– relative distance turns to the smallest
accumulated JND
– Choose some landmark nodes
• Known position
• Calculate JND-unit
– Compute the distance to the landmark nodes
•
• Trilateration by least square estimation
System design
• Testbed in the wood
– 50 nodes, 4 landmark nodes
– 1.3 meter above the ground
System design
• Testbed in the wood
– The boundary nodes have smaller neighbor nodes
– Also the nodes near the obstacles
System design
• Calibration
– Empirically, nodes with small neighbor count will
lead to the great error of locations, e.g., boundary
nodes
– When RF power level increases, the transmission
radius increases none-linearly when obstacles
exist
• more than one neighboring nodes may be added into
the neighbor sequence at same level
System design
• Calibration for boundary nodes
– Detection
• Select every nodes as root to establish a tree
• Leafs is the possible boundary nodes
• Pi larger than certain threshold => boundary node
– Calibrated neighbor count
• Virtual NC:
• j is the nearest neighbor
• CNC = Max{VNC, NC}
System design
• Calibration for good nodes & bad nodes
– Get correct neighbor sequence: Two-step process
• Group the neighbor nodes according to the appearance
of the RF level e.g., ((A), (G), (B, C, E), (D, F))
• In the same group, RSSI value is measured to get a
precise neighbor nodes sequence
– Get a JND scheme sequence
• Use JND localization scheme to compute the distance
– Compare the two sequence
System design
• Calibration for good nodes & bad nodes
– comparison
• Longest common subsequence
• good nodes > bad nodes
• Set a certain threshold

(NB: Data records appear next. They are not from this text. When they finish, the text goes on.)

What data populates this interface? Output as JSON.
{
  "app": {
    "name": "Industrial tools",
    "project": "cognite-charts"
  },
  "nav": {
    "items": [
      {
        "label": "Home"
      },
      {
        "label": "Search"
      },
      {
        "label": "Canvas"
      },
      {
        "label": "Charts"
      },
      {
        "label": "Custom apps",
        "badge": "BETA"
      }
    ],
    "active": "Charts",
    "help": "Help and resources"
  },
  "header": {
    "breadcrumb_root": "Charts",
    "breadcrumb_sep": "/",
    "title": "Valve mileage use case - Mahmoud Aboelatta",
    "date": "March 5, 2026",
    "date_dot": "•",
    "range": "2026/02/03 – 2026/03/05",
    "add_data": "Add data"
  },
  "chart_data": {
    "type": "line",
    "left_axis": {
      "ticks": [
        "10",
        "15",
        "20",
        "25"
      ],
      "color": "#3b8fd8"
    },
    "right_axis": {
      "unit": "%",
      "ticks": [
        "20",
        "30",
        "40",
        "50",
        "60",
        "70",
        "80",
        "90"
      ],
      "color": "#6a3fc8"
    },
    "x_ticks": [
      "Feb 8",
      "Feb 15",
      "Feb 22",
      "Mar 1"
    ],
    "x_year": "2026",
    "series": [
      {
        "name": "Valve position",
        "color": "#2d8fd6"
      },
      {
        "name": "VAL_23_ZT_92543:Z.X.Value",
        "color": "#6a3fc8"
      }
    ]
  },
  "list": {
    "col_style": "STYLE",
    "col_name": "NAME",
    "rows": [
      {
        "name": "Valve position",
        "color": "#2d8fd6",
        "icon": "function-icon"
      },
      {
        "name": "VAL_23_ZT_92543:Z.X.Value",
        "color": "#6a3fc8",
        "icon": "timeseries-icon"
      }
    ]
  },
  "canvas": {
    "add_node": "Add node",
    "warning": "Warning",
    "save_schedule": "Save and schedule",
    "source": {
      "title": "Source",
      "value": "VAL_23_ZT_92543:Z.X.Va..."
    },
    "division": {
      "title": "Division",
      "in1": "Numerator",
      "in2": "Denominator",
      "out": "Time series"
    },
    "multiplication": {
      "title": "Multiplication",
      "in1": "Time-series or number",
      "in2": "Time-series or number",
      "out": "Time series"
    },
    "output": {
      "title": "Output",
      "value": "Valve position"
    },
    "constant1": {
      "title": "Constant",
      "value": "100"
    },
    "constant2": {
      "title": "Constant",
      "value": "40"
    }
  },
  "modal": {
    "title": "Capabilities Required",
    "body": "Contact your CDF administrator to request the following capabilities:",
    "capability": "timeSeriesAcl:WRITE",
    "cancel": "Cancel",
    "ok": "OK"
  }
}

– Calibrate bad nodes
• Don’t mention…
System design
• Calibration for good nodes & bad nodes
– Calibrate good nodes: Reverse-localization
• Iteratively choose four of good nodes as the landmark

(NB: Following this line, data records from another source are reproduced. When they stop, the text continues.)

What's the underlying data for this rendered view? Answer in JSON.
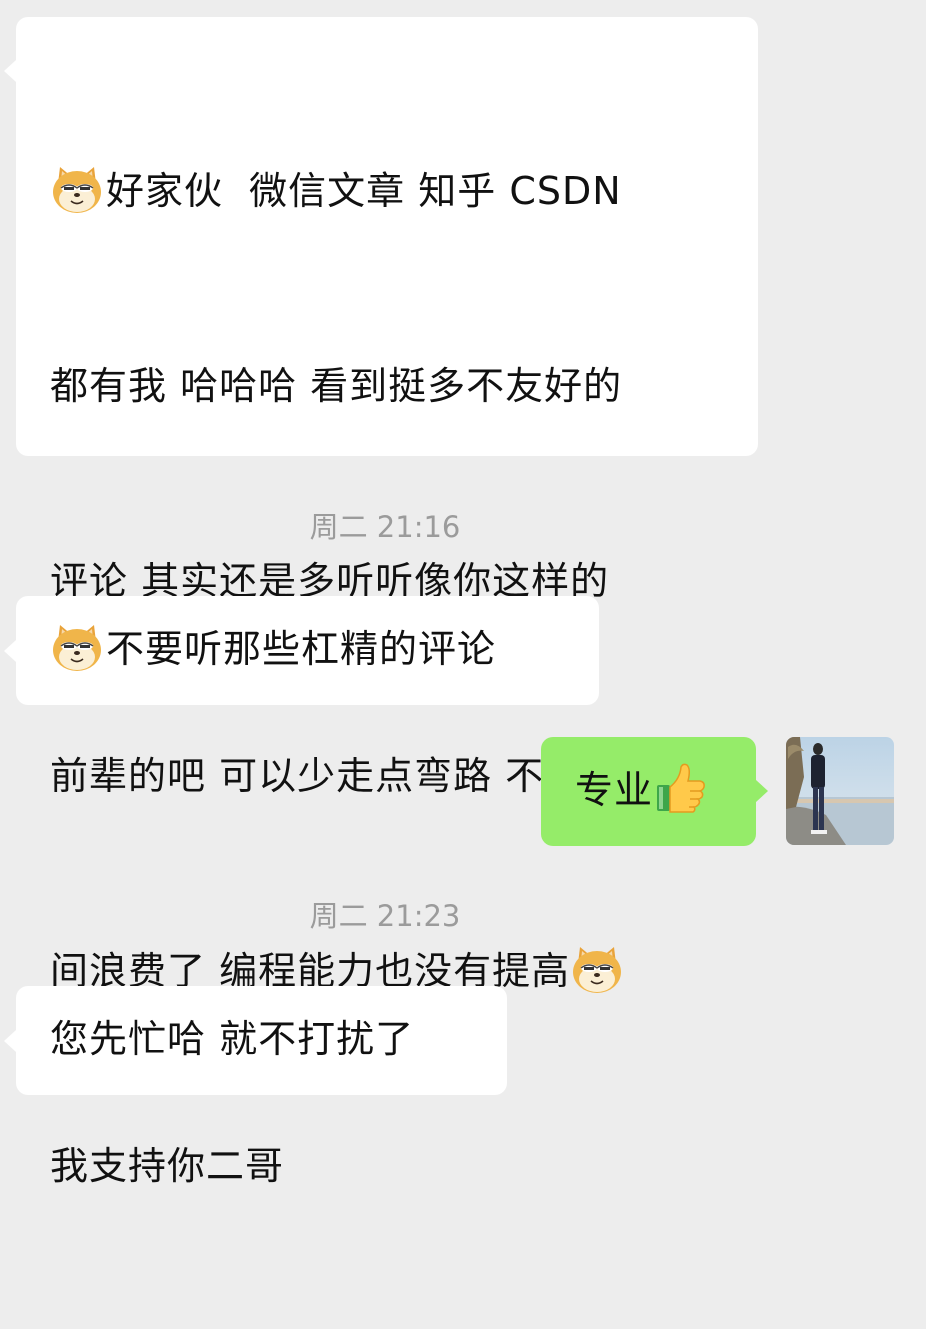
{
  "messages": [
    {
      "side": "left",
      "text_lines": [
        "好家伙  微信文章 知乎 CSDN",
        "都有我 哈哈哈 看到挺多不友好的",
        "评论 其实还是多听听像你这样的",
        "前辈的吧 可以少走点弯路 不然时",
        "间浪费了 编程能力也没有提高",
        "我支持你二哥"
      ],
      "emoji_first": "doge-emoji",
      "emoji_line5": "doge-emoji"
    },
    {
      "timestamp": "周二 21:16"
    },
    {
      "side": "left",
      "text": "不要听那些杠精的评论",
      "emoji": "doge-emoji"
    },
    {
      "side": "right",
      "text": "专业",
      "emoji": "thumbs-up-emoji"
    },
    {
      "timestamp": "周二 21:23"
    },
    {
      "side": "left",
      "text": "您先忙哈 就不打扰了"
    }
  ],
  "colors": {
    "background": "#ededed",
    "incoming_bubble": "#ffffff",
    "outgoing_bubble": "#95ec69",
    "timestamp": "#9b9b9b",
    "text": "#111111"
  },
  "icons": [
    "doge-emoji",
    "thumbs-up-emoji",
    "user-avatar"
  ]
}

nodes, compute the location of four original landmark
nodes
• Find the four goods nodes with minimum error
• calibrate the location
of good nodes using
8 landmarks nodes
Performance Evaluation
• Previous testbed (in the woods)
– Compare to other works: DV-Hop, CDL
– Mean error
• EARL: 5m, CDL: 9m, DV-Hop: Large (~=18m)
Performance Evaluation
• Testbed in the forest
– 230 nodes, 4 landmark nodes
– Mean error
• EARL: 9m, CDL: 12m, DV-Hop: Large(~=20m)
Performance Evaluation
• more landmark nodes help improve the
localization accuracy
Discussion
• Network is highly affected by the complex
environment factors
• Environmental aware localization
scheme ,EARL, takes the joint neighbor count
to measure the distance between two nodes
and compute the location of nodes
• EARL outperforms existing approaches in
terms high accuracy and efficiency
Discussion
• Writing
– Structure is weird
• Content
– Don’t mention how they come up with these
approaches and why they adopt these methods
– Don’t mention how to calibrate the bad nodes
Q&A
~ Thank you for your attention ~

similar documents